*** Opening of Listed entries ***

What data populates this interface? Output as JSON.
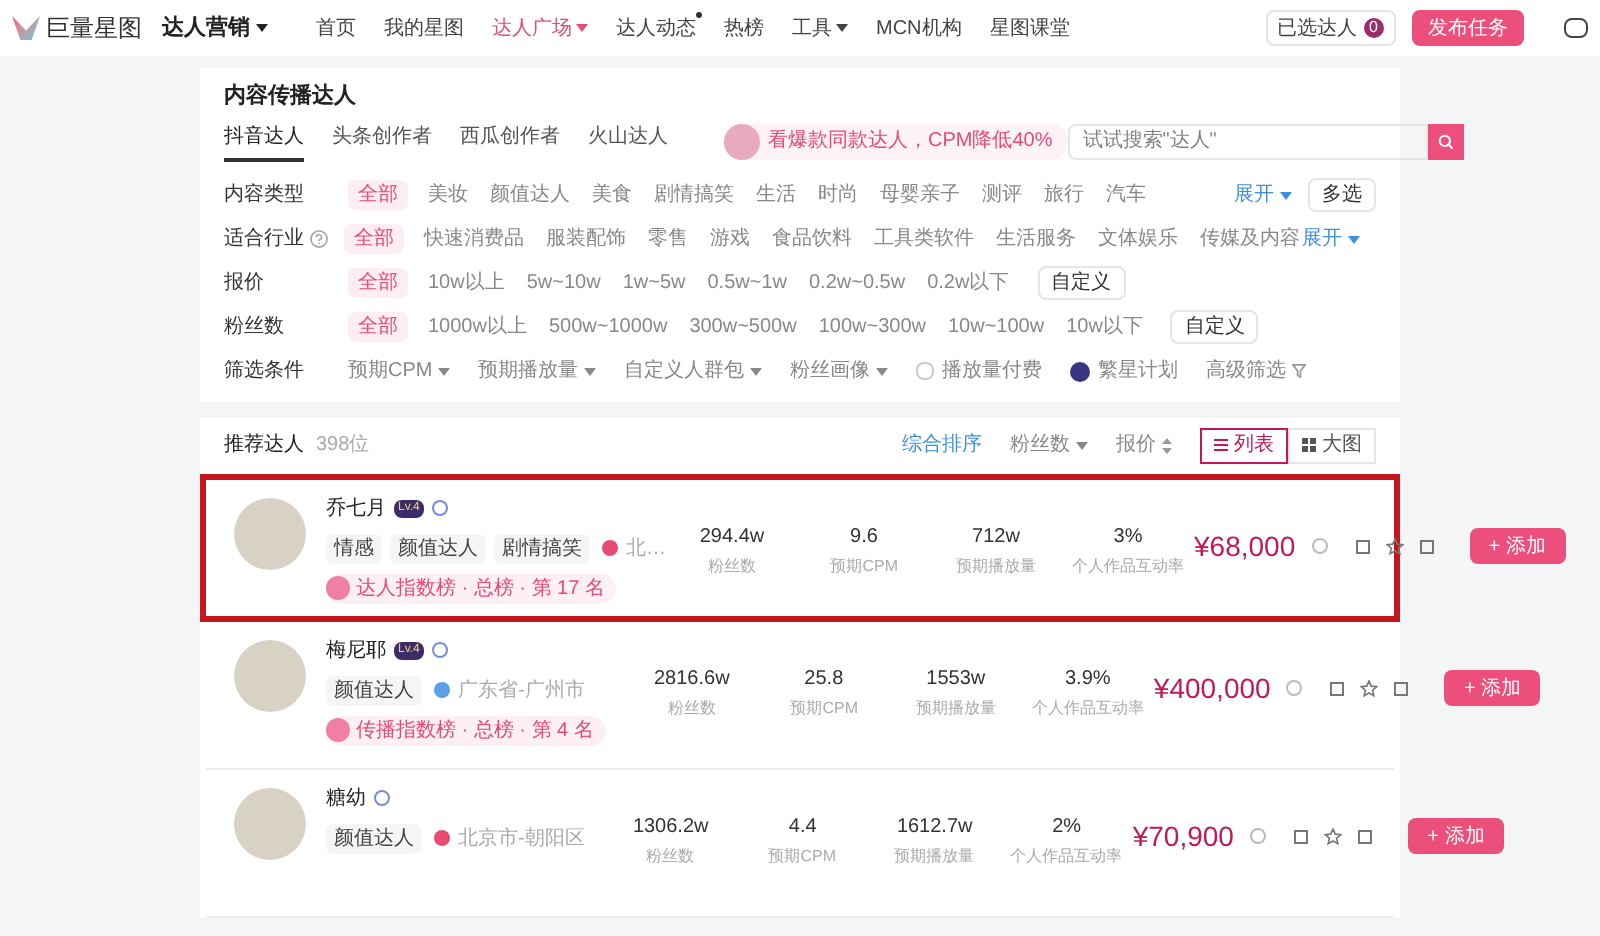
{
  "brand": {
    "logo": "巨量星图",
    "product": "达人营销"
  },
  "nav": [
    {
      "label": "首页",
      "selected": false,
      "caret": false,
      "dot": false
    },
    {
      "label": "我的星图",
      "selected": false,
      "caret": false,
      "dot": false
    },
    {
      "label": "达人广场",
      "selected": true,
      "caret": true,
      "dot": false
    },
    {
      "label": "达人动态",
      "selected": false,
      "caret": false,
      "dot": true
    },
    {
      "label": "热榜",
      "selected": false,
      "caret": false,
      "dot": false
    },
    {
      "label": "工具",
      "selected": false,
      "caret": true,
      "dot": false
    },
    {
      "label": "MCN机构",
      "selected": false,
      "caret": false,
      "dot": false
    },
    {
      "label": "星图课堂",
      "selected": false,
      "caret": false,
      "dot": false
    }
  ],
  "selected_creators": {
    "label": "已选达人",
    "count": "0"
  },
  "publish_button": "发布任务",
  "filter_panel": {
    "title": "内容传播达人",
    "tabs": [
      {
        "label": "抖音达人",
        "selected": true
      },
      {
        "label": "头条创作者",
        "selected": false
      },
      {
        "label": "西瓜创作者",
        "selected": false
      },
      {
        "label": "火山达人",
        "selected": false
      }
    ],
    "promo": "看爆款同款达人，CPM降低40%",
    "search": {
      "placeholder": "试试搜索\"达人\""
    },
    "rows": [
      {
        "label": "内容类型",
        "options": [
          {
            "label": "全部",
            "selected": true
          },
          {
            "label": "美妆",
            "selected": false
          },
          {
            "label": "颜值达人",
            "selected": false
          },
          {
            "label": "美食",
            "selected": false
          },
          {
            "label": "剧情搞笑",
            "selected": false
          },
          {
            "label": "生活",
            "selected": false
          },
          {
            "label": "时尚",
            "selected": false
          },
          {
            "label": "母婴亲子",
            "selected": false
          },
          {
            "label": "测评",
            "selected": false
          },
          {
            "label": "旅行",
            "selected": false
          },
          {
            "label": "汽车",
            "selected": false
          }
        ],
        "expand": "展开",
        "button": "多选"
      },
      {
        "label": "适合行业",
        "help": true,
        "options": [
          {
            "label": "全部",
            "selected": true
          },
          {
            "label": "快速消费品",
            "selected": false
          },
          {
            "label": "服装配饰",
            "selected": false
          },
          {
            "label": "零售",
            "selected": false
          },
          {
            "label": "游戏",
            "selected": false
          },
          {
            "label": "食品饮料",
            "selected": false
          },
          {
            "label": "工具类软件",
            "selected": false
          },
          {
            "label": "生活服务",
            "selected": false
          },
          {
            "label": "文体娱乐",
            "selected": false
          },
          {
            "label": "传媒及内容",
            "selected": false
          }
        ],
        "expand": "展开"
      },
      {
        "label": "报价",
        "options": [
          {
            "label": "全部",
            "selected": true
          },
          {
            "label": "10w以上",
            "selected": false
          },
          {
            "label": "5w~10w",
            "selected": false
          },
          {
            "label": "1w~5w",
            "selected": false
          },
          {
            "label": "0.5w~1w",
            "selected": false
          },
          {
            "label": "0.2w~0.5w",
            "selected": false
          },
          {
            "label": "0.2w以下",
            "selected": false
          }
        ],
        "button": "自定义"
      },
      {
        "label": "粉丝数",
        "options": [
          {
            "label": "全部",
            "selected": true
          },
          {
            "label": "1000w以上",
            "selected": false
          },
          {
            "label": "500w~1000w",
            "selected": false
          },
          {
            "label": "300w~500w",
            "selected": false
          },
          {
            "label": "100w~300w",
            "selected": false
          },
          {
            "label": "10w~100w",
            "selected": false
          },
          {
            "label": "10w以下",
            "selected": false
          }
        ],
        "button": "自定义"
      }
    ],
    "conditions": {
      "label": "筛选条件",
      "dropdowns": [
        "预期CPM",
        "预期播放量",
        "自定义人群包",
        "粉丝画像"
      ],
      "play_paid": {
        "label": "播放量付费",
        "checked": false
      },
      "star_plan": {
        "label": "繁星计划",
        "on": true
      },
      "advanced": "高级筛选"
    }
  },
  "results": {
    "title": "推荐达人",
    "count": "398位",
    "sorts": [
      {
        "label": "综合排序",
        "selected": true,
        "kind": "plain"
      },
      {
        "label": "粉丝数",
        "selected": false,
        "kind": "caret"
      },
      {
        "label": "报价",
        "selected": false,
        "kind": "updown"
      }
    ],
    "views": [
      {
        "label": "列表",
        "selected": true,
        "kind": "list"
      },
      {
        "label": "大图",
        "selected": false,
        "kind": "grid"
      }
    ],
    "creators": [
      {
        "name": "乔七月",
        "level": "Lv.4",
        "highlighted": true,
        "tags": [
          "情感",
          "颜值达人",
          "剧情搞笑"
        ],
        "location": {
          "text": "北…",
          "color": "#e84a73"
        },
        "stats": [
          {
            "value": "294.4w",
            "label": "粉丝数"
          },
          {
            "value": "9.6",
            "label": "预期CPM"
          },
          {
            "value": "712w",
            "label": "预期播放量"
          },
          {
            "value": "3%",
            "label": "个人作品互动率"
          }
        ],
        "rank": "达人指数榜 · 总榜 · 第 17 名",
        "price": "¥68,000",
        "add": "+ 添加"
      },
      {
        "name": "梅尼耶",
        "level": "Lv.4",
        "highlighted": false,
        "tags": [
          "颜值达人"
        ],
        "location": {
          "text": "广东省-广州市",
          "color": "#5aa0e6"
        },
        "stats": [
          {
            "value": "2816.6w",
            "label": "粉丝数"
          },
          {
            "value": "25.8",
            "label": "预期CPM"
          },
          {
            "value": "1553w",
            "label": "预期播放量"
          },
          {
            "value": "3.9%",
            "label": "个人作品互动率"
          }
        ],
        "rank": "传播指数榜 · 总榜 · 第 4 名",
        "price": "¥400,000",
        "add": "+ 添加"
      },
      {
        "name": "糖幼",
        "highlighted": false,
        "tags": [
          "颜值达人"
        ],
        "location": {
          "text": "北京市-朝阳区",
          "color": "#e84a73"
        },
        "stats": [
          {
            "value": "1306.2w",
            "label": "粉丝数"
          },
          {
            "value": "4.4",
            "label": "预期CPM"
          },
          {
            "value": "1612.7w",
            "label": "预期播放量"
          },
          {
            "value": "2%",
            "label": "个人作品互动率"
          }
        ],
        "price": "¥70,900",
        "add": "+ 添加"
      }
    ]
  }
}
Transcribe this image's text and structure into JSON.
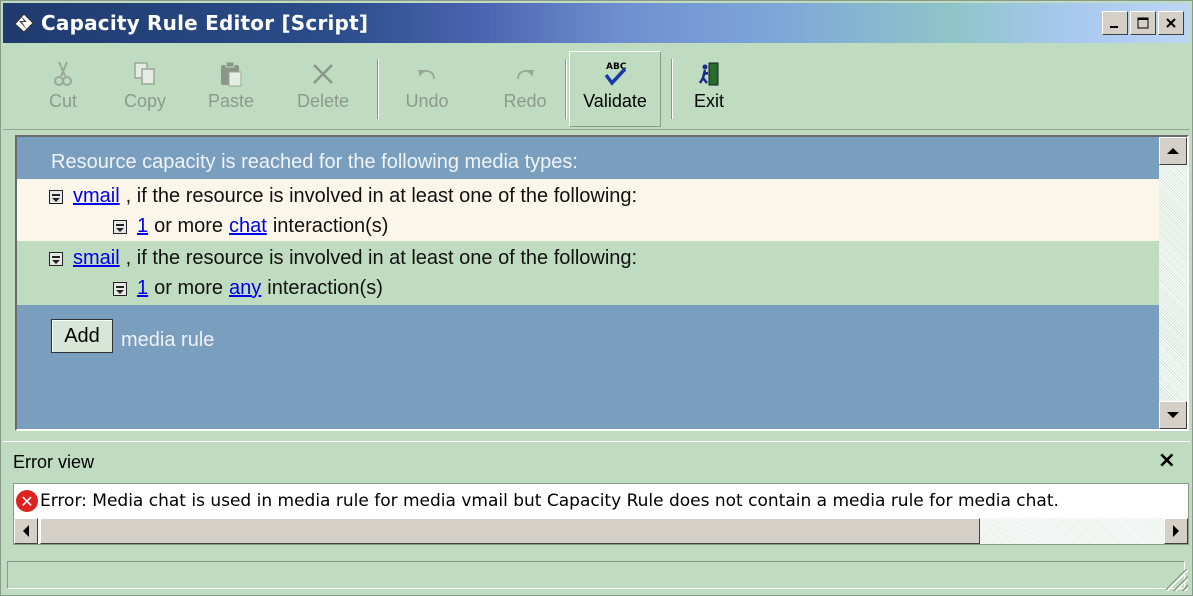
{
  "window": {
    "title": "Capacity Rule Editor [Script]",
    "controls": {
      "minimize": "_",
      "maximize": "□",
      "close": "×"
    }
  },
  "toolbar": {
    "items": [
      {
        "label": "Cut",
        "icon": "scissors-icon",
        "enabled": false
      },
      {
        "label": "Copy",
        "icon": "copy-icon",
        "enabled": false
      },
      {
        "label": "Paste",
        "icon": "paste-icon",
        "enabled": false
      },
      {
        "label": "Delete",
        "icon": "delete-x-icon",
        "enabled": false
      },
      {
        "label": "Undo",
        "icon": "undo-icon",
        "enabled": false
      },
      {
        "label": "Redo",
        "icon": "redo-icon",
        "enabled": false
      },
      {
        "label": "Validate",
        "icon": "spellcheck-icon",
        "enabled": true
      },
      {
        "label": "Exit",
        "icon": "exit-door-icon",
        "enabled": true
      }
    ]
  },
  "editor": {
    "heading": "Resource capacity is reached for the following media types:",
    "rules": [
      {
        "media": "vmail",
        "condition_text": ", if the resource is involved in at least one of the following:",
        "sub": {
          "count": "1",
          "mid_text": "or more",
          "media": "chat",
          "tail_text": "interaction(s)"
        }
      },
      {
        "media": "smail",
        "condition_text": ", if the resource is involved in at least one of the following:",
        "sub": {
          "count": "1",
          "mid_text": "or more",
          "media": "any",
          "tail_text": "interaction(s)"
        }
      }
    ],
    "add_button": "Add",
    "add_label": "media rule"
  },
  "error_view": {
    "title": "Error view",
    "close": "×",
    "message": "Error: Media chat is used in media rule for media vmail but Capacity Rule does not contain a media rule for media chat."
  },
  "colors": {
    "editor_bg": "#7a9ebe",
    "rule1_bg": "#fbf6ea",
    "rule2_bg": "#c0dcc0",
    "link": "#0000ee",
    "error_icon": "#dd2222"
  }
}
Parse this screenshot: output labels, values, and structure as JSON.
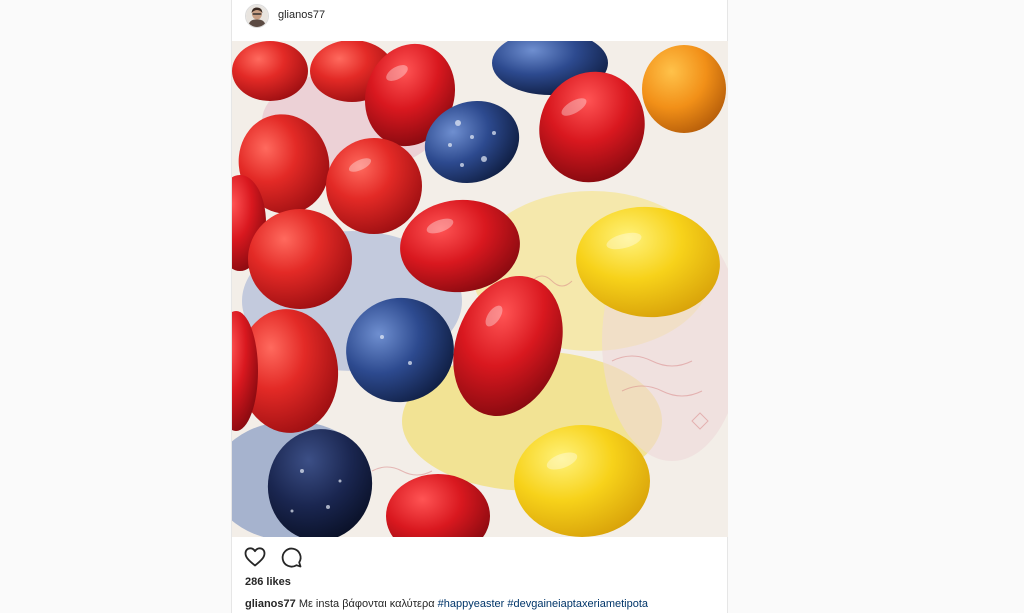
{
  "post": {
    "username": "glianos77",
    "avatar_icon": "profile-avatar",
    "likes_count": "286",
    "likes_label": "likes",
    "caption_text": "Με insta βάφονται καλύτερα",
    "hashtags": [
      "#happyeaster",
      "#devgaineiaptaxeriametipota"
    ]
  },
  "icons": {
    "like": "heart-icon",
    "comment": "comment-bubble-icon"
  },
  "colors": {
    "background": "#fafafa",
    "card": "#ffffff",
    "text": "#262626",
    "hashtag": "#003569"
  }
}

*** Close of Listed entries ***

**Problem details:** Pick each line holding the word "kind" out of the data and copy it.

**Result of this task:**
        "kind": "plain"
        "kind": "caret"
        "kind": "updown"
        "kind": "list"
        "kind": "grid"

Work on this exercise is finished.